The similarity index failed to capture the potential export competition because binding quotas on one country raise exports from its competitors while reducing that country’s exports. The resulting low export similarity resembles the endogeneity problem of calculating trade-weighted average tariff.
Permission is usually given only for manufacturers that have at least one backward linkage. For a more detailed discussion of the FDI regime in Bangladesh, see Sattar (2000).
A buying house is an intermediary without its own retail operations.
Firms may be allowed to import up to four months’ needs if the proposed export complies with norms under the Import Policy Order, notably minimum value addition of 25 percent. This generally favors only large firms.
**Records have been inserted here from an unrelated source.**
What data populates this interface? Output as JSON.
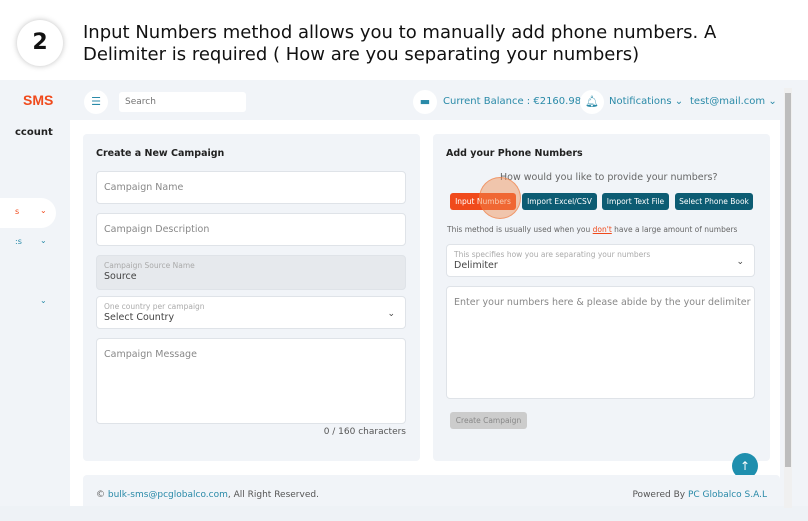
{
  "instruction": {
    "step": "2",
    "text": "Input Numbers method allows you to manually add phone numbers. A Delimiter is required ( How are you separating your numbers)"
  },
  "sidebar": {
    "logo": "SMS",
    "account": "ccount",
    "items": [
      {
        "label": "s"
      },
      {
        "label": ":s"
      },
      {
        "label": ""
      }
    ]
  },
  "header": {
    "search_placeholder": "Search",
    "balance": "Current Balance :  €2160.98",
    "notifications": "Notifications",
    "user": "test@mail.com"
  },
  "left_card": {
    "title": "Create a New Campaign",
    "name_placeholder": "Campaign Name",
    "desc_placeholder": "Campaign Description",
    "source_label": "Campaign Source Name",
    "source_value": "Source",
    "country_label": "One country per campaign",
    "country_value": "Select Country",
    "message_placeholder": "Campaign Message",
    "char_count": "0 / 160 characters"
  },
  "right_card": {
    "title": "Add your Phone Numbers",
    "question": "How would you like to provide your numbers?",
    "buttons": [
      "Input Numbers",
      "Import Excel/CSV",
      "Import Text File",
      "Select Phone Book"
    ],
    "hint_pre": "This method is usually used when you ",
    "hint_em": "don't",
    "hint_post": " have a large amount of numbers",
    "delim_label": "This specifies how you are separating your numbers",
    "delim_value": "Delimiter",
    "numbers_placeholder": "Enter your numbers here & please abide by the your delimiter",
    "create_label": "Create Campaign"
  },
  "footer": {
    "copy": "© ",
    "email": "bulk-sms@pcglobalco.com",
    "rights": ", All Right Reserved.",
    "powered": "Powered By ",
    "company": "PC Globalco S.A.L"
  },
  "colors": {
    "accent": "#f04a1c",
    "primary": "#0d5c73",
    "link": "#2a8aa8"
  }
}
The rate has been progressively reduced from 25 percent in FY01, and is expected to be completely phased out by June 2006.
Estimates based on the impact of quota removal to date, performance in 10 key garment categories and discussions with industry leaders.
It is assumed in the model that quota rents accrue to the exporting country. There is some evidence, however, that quota rents are shared between the exporting and importing countries (Krishna and others, 1994).
At the margin, this is the unlimited labor supply model. Given the high unemployment rate and the vast pool of the underemployed in rural Bangladesh, this assumption is not unreasonable. Most existing studies tend to assume fixed labor supply, which may not accurately reflect the fact that layoffs are common, except in the public service sector. The numeraire of the model is the average global factor price.
The results reported are based on the average (8 percent) of the estimates of quota premiums in Bangladesh. See Appendix II for results on T&C exports for other countries/regions included in the model.
In the model products are differentiated by country of origin (the Armington assumption). There are two sets of elasticities of substitution: those between domestic products and imports and those between imports by country of origin (see Appendix Table A2 for the elasticity values).
Even within textile and clothing exports, the product range is limited: eighty percent of exports of knitwear products are men’s and boys’ shirts, and T-shirts, while 75 percent of woven products are men’s and boys’ shirts and trousers and women’s and girl’s trousers. While these products are not separately modeled, this concentration could bring additional vulnerability to external competition.
The long-term adverse effect of reduced investment on the balance of payments and growth is not captured here as investment does not affect the capital stock given the static nature of the model.
The United States has already reimposed quotas on three categories of textile imports from China in December 2003 and is reportedly trying to negotiate a more broadly based new quota system to forestall the expected rapid expansion of Chinese exports after 2004.
See Centre for Policy Dialogue (2003), for a discussion of the potential social impact of the quota removal.